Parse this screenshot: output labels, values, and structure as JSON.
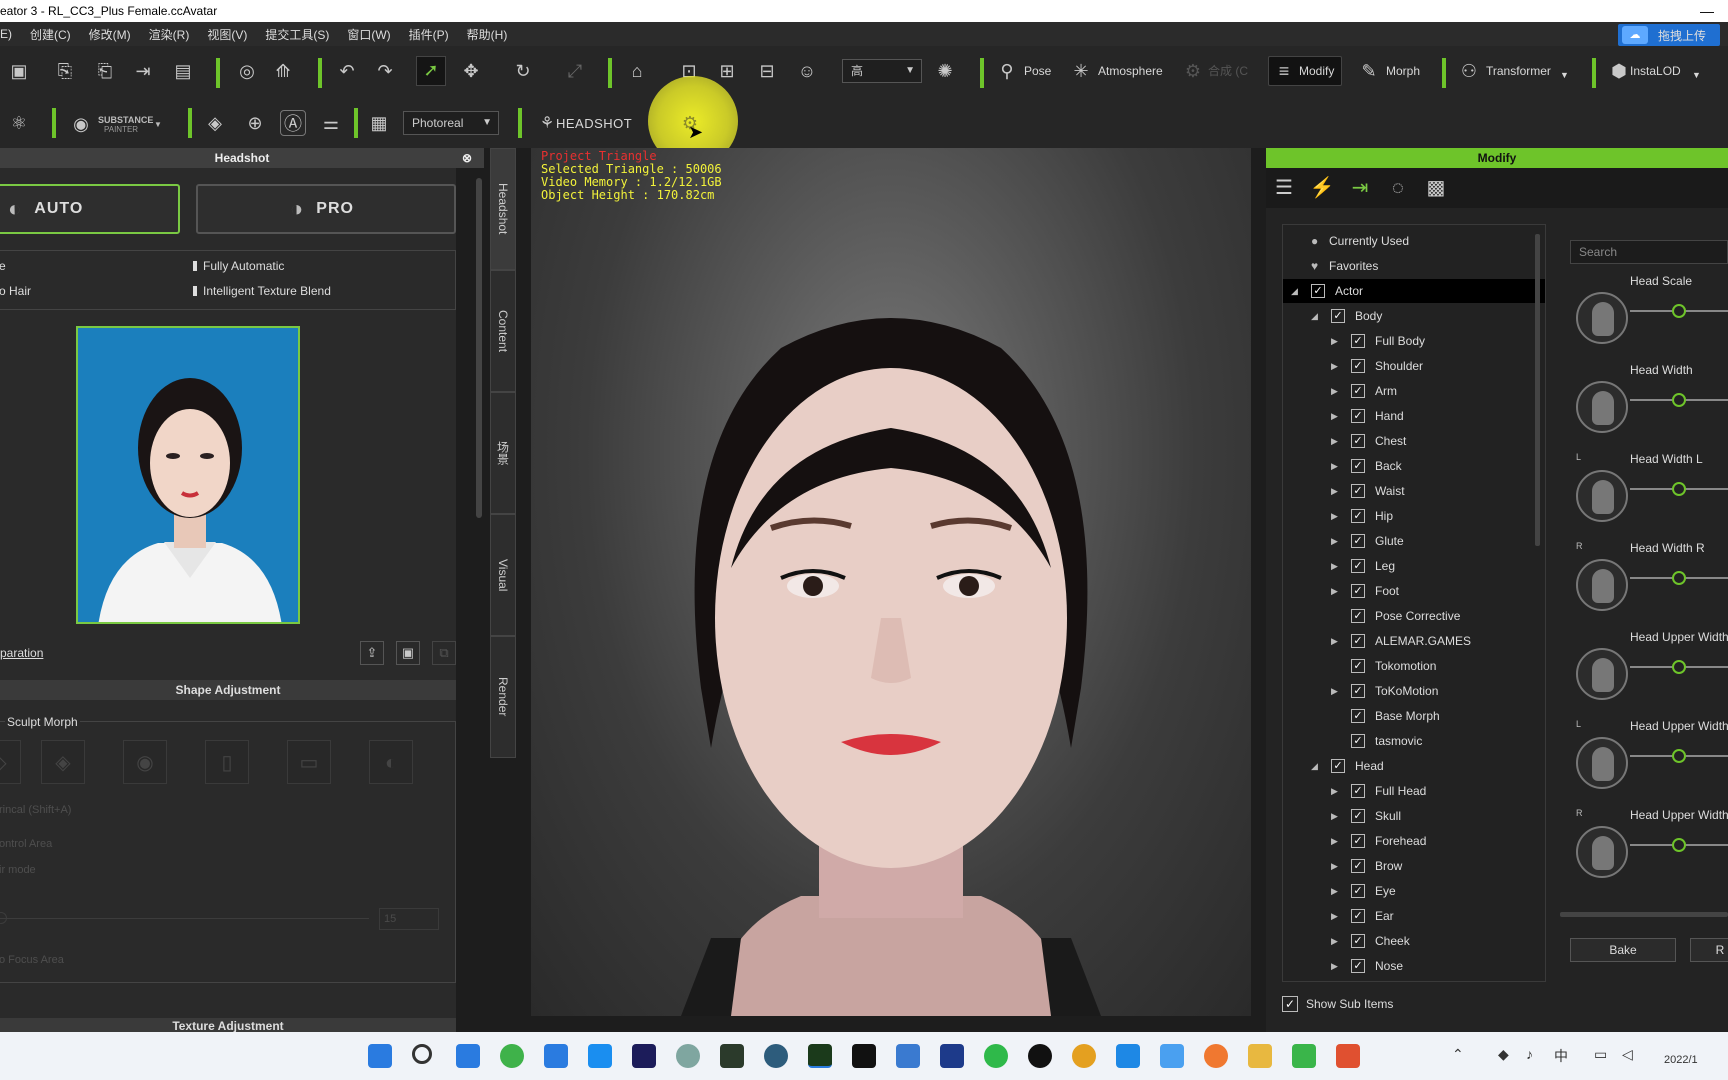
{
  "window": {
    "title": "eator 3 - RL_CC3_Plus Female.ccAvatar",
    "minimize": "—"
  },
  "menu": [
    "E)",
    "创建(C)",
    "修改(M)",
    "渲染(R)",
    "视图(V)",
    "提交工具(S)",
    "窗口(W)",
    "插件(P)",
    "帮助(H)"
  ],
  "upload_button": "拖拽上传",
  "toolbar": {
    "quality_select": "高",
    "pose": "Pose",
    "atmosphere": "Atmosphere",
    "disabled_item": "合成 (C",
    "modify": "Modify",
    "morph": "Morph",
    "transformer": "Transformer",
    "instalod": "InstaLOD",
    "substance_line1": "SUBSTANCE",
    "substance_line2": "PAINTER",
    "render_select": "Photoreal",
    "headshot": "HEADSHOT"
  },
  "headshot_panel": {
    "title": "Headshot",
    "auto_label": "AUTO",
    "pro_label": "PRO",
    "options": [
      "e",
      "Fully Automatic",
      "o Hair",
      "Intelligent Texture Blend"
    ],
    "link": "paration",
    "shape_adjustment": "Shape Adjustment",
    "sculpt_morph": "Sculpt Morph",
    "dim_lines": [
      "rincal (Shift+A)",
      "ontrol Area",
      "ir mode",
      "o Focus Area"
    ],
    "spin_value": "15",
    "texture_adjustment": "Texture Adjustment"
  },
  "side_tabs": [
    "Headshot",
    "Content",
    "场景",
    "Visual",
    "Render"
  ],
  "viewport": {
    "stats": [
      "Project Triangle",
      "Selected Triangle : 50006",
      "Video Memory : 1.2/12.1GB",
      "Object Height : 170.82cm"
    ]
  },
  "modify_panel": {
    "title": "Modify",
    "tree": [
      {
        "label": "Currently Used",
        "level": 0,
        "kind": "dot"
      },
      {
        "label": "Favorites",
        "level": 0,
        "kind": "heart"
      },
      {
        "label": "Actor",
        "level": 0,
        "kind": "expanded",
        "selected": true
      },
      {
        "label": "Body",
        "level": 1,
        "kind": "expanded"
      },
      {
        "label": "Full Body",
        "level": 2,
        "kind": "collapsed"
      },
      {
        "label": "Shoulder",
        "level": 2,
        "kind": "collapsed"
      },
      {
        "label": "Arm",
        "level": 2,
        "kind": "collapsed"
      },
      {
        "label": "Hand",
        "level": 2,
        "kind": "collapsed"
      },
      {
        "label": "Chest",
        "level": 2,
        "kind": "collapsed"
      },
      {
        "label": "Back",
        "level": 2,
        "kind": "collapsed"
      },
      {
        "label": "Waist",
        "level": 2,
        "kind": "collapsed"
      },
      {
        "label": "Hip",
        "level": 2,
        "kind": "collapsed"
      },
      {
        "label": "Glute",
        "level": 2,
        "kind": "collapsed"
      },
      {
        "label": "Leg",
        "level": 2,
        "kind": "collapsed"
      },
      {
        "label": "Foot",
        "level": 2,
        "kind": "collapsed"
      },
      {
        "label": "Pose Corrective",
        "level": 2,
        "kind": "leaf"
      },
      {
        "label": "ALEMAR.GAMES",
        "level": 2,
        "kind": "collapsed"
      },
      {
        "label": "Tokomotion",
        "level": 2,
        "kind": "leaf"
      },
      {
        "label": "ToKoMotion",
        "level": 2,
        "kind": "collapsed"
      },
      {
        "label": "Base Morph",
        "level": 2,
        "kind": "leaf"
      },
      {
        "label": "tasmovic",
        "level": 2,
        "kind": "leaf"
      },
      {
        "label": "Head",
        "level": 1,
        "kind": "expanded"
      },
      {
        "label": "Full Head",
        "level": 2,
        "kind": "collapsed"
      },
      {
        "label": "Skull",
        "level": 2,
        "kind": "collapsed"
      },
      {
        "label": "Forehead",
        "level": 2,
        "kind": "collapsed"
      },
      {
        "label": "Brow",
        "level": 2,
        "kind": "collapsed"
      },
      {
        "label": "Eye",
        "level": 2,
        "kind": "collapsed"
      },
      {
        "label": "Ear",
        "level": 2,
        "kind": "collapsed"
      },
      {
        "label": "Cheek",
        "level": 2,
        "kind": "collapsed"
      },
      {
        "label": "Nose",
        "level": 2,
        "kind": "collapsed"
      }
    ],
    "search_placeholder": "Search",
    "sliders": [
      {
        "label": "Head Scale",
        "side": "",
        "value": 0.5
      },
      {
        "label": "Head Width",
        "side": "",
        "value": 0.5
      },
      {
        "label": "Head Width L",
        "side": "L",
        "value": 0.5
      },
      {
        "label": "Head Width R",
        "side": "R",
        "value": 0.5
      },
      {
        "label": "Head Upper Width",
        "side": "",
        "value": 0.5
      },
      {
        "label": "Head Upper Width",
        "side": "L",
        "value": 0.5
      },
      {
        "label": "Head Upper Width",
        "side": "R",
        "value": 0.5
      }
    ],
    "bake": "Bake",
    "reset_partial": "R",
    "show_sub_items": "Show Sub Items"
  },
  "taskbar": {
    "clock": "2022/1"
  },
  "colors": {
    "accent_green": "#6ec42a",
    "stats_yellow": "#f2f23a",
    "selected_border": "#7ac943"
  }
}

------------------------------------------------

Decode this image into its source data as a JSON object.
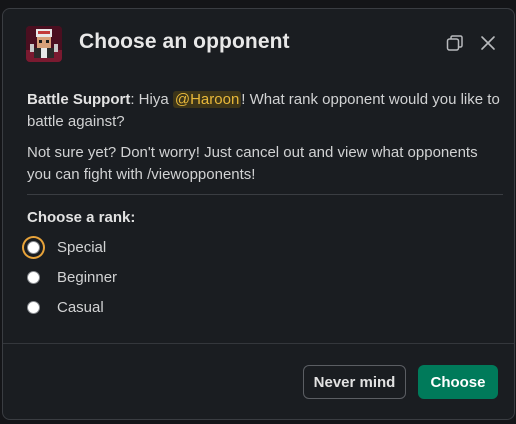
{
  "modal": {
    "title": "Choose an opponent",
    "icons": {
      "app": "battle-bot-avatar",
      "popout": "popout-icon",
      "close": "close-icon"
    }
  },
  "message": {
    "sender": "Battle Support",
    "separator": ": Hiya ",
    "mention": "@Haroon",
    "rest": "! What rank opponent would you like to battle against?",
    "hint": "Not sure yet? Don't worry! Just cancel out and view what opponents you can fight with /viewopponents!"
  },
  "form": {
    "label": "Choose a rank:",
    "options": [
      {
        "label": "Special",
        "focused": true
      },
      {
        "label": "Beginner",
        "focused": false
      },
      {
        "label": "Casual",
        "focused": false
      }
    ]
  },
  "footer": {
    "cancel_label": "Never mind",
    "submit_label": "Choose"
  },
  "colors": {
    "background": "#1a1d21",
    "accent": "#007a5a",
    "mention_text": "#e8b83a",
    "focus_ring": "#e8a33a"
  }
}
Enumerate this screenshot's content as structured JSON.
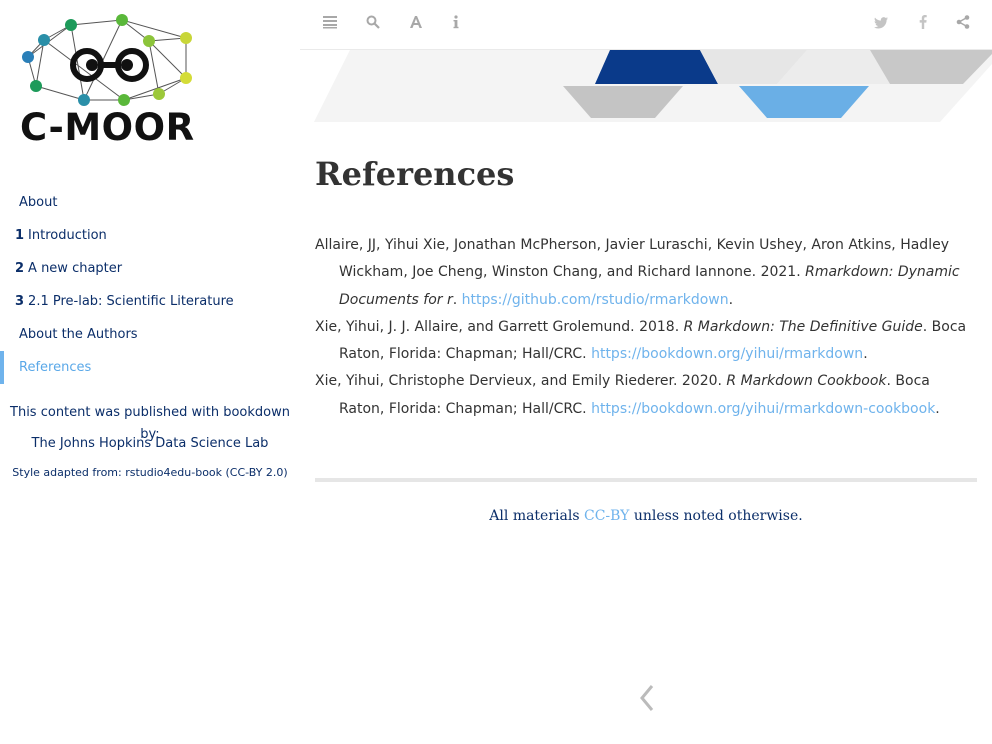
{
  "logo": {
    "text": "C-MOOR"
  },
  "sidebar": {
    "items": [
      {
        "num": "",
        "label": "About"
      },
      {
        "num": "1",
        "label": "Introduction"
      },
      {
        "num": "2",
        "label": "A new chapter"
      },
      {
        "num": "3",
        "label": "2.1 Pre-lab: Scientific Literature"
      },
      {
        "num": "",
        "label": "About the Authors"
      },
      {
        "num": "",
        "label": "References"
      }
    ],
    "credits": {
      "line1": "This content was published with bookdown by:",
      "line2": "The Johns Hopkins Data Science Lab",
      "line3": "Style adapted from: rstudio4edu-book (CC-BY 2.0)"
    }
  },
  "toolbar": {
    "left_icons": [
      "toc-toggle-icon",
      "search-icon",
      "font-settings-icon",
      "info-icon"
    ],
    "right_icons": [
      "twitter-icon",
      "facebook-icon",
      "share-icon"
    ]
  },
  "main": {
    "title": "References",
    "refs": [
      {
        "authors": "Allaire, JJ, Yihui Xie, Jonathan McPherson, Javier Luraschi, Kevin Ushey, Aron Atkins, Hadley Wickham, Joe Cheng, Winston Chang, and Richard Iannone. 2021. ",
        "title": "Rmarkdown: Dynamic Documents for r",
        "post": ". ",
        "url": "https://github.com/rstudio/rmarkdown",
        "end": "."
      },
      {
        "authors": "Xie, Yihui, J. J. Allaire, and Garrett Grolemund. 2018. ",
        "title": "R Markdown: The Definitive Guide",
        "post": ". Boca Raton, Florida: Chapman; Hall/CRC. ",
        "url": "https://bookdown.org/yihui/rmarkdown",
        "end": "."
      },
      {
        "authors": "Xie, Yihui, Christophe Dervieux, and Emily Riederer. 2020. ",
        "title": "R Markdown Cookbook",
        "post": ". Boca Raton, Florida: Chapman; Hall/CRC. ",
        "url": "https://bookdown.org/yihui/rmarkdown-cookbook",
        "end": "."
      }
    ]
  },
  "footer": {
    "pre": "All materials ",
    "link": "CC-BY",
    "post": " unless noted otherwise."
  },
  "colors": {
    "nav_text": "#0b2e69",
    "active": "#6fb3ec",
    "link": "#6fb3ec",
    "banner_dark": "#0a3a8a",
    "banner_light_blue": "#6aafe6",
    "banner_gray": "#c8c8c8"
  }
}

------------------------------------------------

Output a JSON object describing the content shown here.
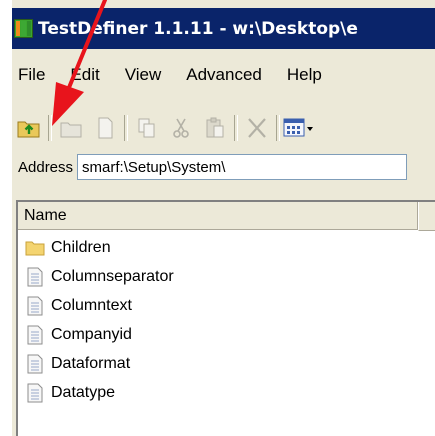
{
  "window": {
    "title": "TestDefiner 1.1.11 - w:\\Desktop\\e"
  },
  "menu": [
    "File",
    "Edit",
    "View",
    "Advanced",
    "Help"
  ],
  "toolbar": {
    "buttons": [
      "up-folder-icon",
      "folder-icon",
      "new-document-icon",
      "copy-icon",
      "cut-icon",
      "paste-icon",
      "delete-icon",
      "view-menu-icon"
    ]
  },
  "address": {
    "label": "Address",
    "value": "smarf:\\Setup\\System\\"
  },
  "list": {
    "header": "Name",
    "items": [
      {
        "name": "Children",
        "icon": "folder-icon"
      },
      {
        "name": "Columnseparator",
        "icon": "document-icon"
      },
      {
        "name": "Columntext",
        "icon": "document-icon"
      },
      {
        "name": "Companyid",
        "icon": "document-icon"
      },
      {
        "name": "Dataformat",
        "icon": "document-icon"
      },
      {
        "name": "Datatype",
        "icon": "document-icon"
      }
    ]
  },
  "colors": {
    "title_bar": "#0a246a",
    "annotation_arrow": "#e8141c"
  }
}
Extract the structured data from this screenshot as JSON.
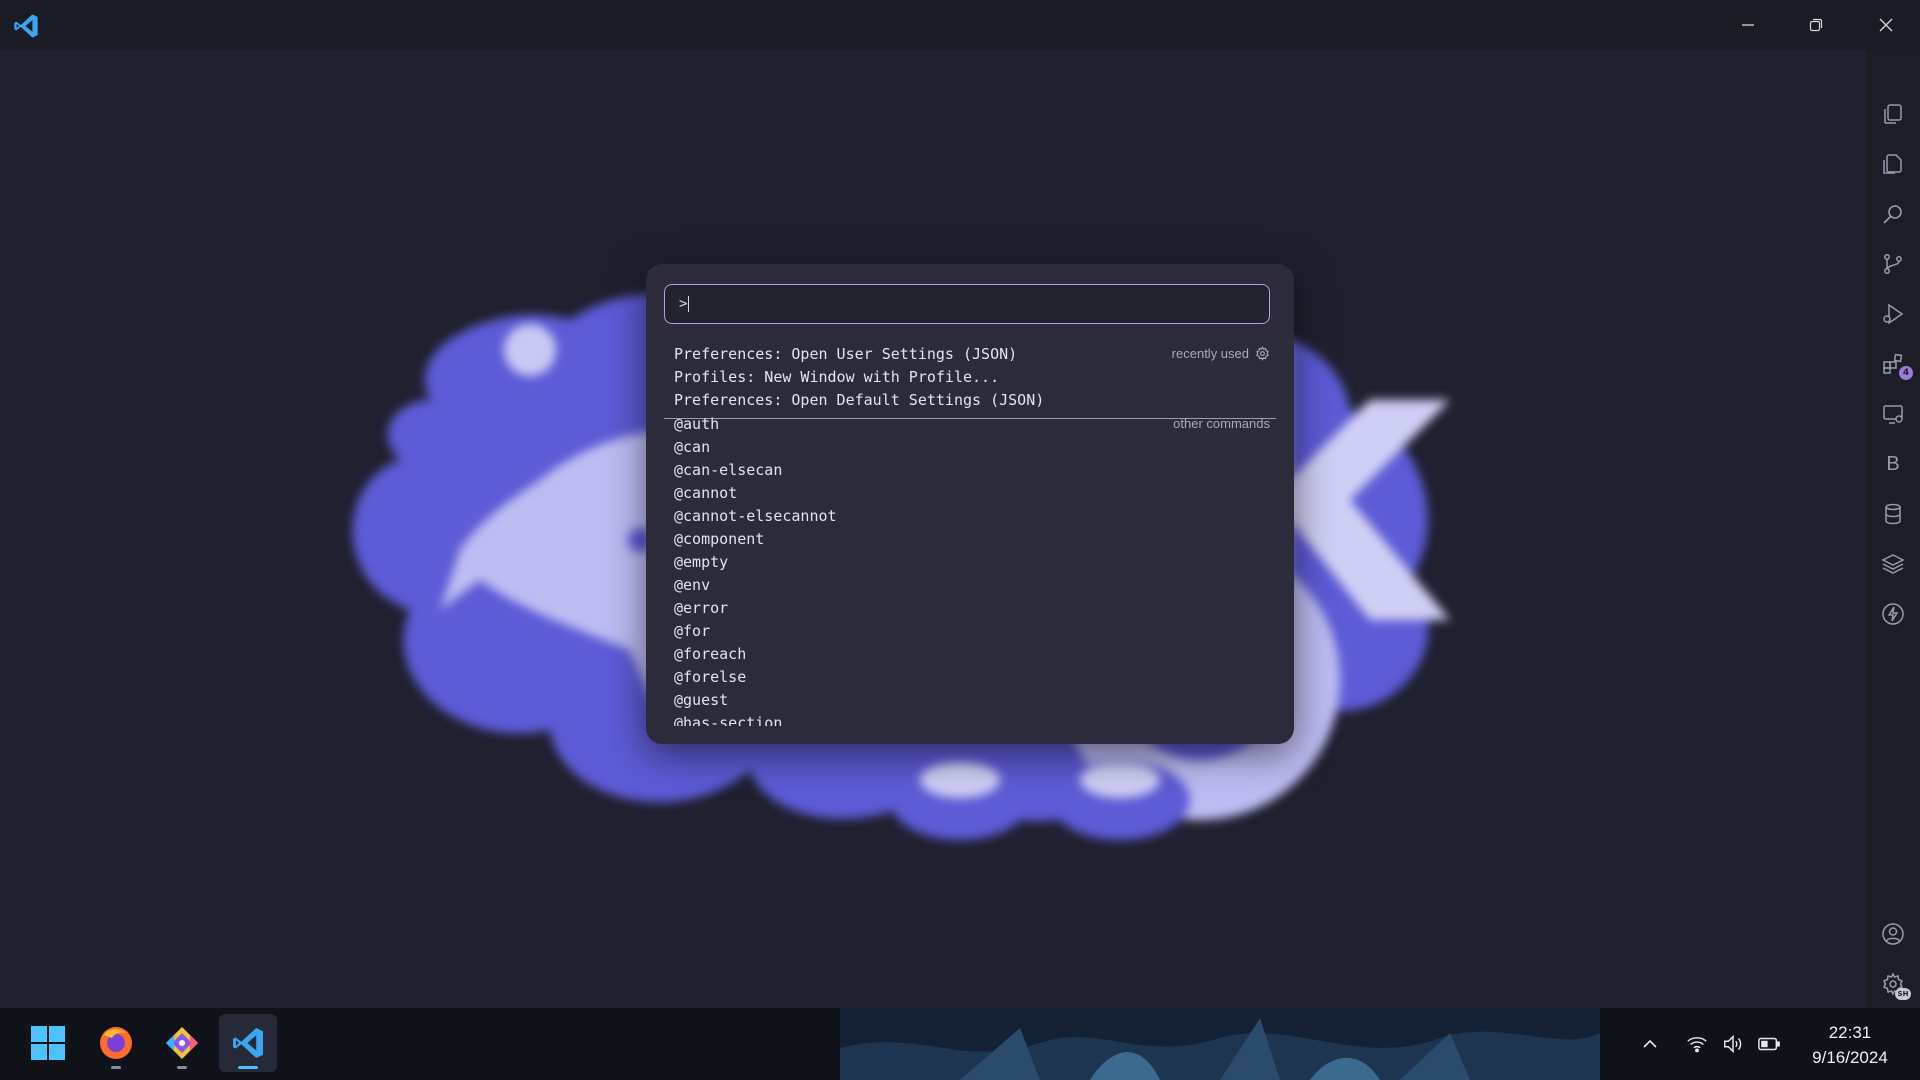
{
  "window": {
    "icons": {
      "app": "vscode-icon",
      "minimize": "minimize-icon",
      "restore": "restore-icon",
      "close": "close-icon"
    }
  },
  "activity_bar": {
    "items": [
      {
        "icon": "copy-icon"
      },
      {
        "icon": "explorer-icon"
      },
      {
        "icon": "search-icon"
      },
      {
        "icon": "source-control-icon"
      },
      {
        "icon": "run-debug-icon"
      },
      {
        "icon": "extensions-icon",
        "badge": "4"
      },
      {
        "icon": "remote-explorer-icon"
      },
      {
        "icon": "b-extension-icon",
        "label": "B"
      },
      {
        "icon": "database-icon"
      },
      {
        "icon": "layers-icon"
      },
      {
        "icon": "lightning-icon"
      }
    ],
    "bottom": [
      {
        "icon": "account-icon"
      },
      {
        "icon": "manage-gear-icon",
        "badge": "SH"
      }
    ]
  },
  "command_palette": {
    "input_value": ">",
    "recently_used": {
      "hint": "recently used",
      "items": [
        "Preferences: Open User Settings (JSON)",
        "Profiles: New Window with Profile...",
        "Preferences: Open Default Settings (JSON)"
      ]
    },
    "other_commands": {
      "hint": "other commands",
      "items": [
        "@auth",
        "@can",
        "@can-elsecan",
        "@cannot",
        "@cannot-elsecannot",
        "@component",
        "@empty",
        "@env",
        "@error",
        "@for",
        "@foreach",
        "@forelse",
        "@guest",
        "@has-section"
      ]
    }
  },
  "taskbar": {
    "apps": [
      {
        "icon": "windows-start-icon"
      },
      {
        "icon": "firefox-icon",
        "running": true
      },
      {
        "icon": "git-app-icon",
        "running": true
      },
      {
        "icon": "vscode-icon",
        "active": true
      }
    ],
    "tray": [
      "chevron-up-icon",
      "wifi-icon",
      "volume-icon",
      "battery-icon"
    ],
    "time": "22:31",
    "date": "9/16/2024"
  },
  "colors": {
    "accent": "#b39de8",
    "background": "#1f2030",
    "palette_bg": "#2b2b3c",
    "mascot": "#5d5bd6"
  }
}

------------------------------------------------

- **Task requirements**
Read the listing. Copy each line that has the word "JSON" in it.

- **Exercise solution**
Parse this screenshot: output labels, values, and structure as JSON.
Decode this image into its source data as a JSON object.
Enumerate this screenshot's content as structured JSON.
Output a JSON object describing the content shown here.
Extract the structured data from this screenshot as JSON.
        "Preferences: Open User Settings (JSON)",
        "Preferences: Open Default Settings (JSON)"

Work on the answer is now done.